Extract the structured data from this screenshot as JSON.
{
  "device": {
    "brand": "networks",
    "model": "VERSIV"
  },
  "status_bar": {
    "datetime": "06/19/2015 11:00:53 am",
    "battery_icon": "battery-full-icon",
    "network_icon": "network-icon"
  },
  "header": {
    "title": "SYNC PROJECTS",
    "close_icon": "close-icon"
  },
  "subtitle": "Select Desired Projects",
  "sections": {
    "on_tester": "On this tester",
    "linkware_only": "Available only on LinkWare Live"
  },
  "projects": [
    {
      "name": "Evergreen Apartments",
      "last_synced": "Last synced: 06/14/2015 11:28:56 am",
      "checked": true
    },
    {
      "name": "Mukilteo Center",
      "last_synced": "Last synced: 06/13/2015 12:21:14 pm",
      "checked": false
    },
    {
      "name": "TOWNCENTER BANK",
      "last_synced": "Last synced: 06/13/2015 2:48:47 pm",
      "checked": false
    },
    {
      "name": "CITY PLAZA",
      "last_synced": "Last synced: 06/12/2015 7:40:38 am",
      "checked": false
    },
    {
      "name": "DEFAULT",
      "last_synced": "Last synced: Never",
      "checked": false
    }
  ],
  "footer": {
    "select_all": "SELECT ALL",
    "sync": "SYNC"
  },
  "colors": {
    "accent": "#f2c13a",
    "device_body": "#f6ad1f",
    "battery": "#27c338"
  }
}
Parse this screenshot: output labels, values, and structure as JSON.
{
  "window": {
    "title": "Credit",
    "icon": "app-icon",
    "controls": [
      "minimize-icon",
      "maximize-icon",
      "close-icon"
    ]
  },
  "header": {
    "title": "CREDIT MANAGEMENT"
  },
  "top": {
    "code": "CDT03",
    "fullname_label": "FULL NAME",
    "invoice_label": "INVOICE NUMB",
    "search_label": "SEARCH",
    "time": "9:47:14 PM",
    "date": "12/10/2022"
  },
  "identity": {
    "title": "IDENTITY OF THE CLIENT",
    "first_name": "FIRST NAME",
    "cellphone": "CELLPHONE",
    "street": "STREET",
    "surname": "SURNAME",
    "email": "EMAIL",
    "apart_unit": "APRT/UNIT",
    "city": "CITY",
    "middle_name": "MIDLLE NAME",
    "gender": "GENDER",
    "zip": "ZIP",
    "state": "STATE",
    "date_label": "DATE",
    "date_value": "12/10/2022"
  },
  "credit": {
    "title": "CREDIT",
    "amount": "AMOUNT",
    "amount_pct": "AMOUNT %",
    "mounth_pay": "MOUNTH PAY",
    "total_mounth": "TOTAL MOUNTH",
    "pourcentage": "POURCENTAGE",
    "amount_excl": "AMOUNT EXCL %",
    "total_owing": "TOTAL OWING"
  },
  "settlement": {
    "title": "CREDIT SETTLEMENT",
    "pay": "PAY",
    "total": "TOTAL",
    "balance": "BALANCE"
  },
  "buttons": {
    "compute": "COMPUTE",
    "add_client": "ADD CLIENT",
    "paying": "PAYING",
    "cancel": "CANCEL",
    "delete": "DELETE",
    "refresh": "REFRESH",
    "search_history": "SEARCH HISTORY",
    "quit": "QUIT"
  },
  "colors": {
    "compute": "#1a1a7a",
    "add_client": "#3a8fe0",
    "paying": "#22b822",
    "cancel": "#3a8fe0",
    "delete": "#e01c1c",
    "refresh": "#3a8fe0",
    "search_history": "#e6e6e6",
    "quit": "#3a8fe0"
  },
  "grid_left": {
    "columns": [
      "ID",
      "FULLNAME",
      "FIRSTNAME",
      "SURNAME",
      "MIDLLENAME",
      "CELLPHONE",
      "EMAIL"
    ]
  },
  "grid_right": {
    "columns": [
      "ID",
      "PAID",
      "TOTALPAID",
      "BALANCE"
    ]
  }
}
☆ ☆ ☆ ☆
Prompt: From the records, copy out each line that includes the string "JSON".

Answer for the task:
Extract the structured data from this screenshot as JSON.
Parse this screenshot: output labels, values, and structure as JSON.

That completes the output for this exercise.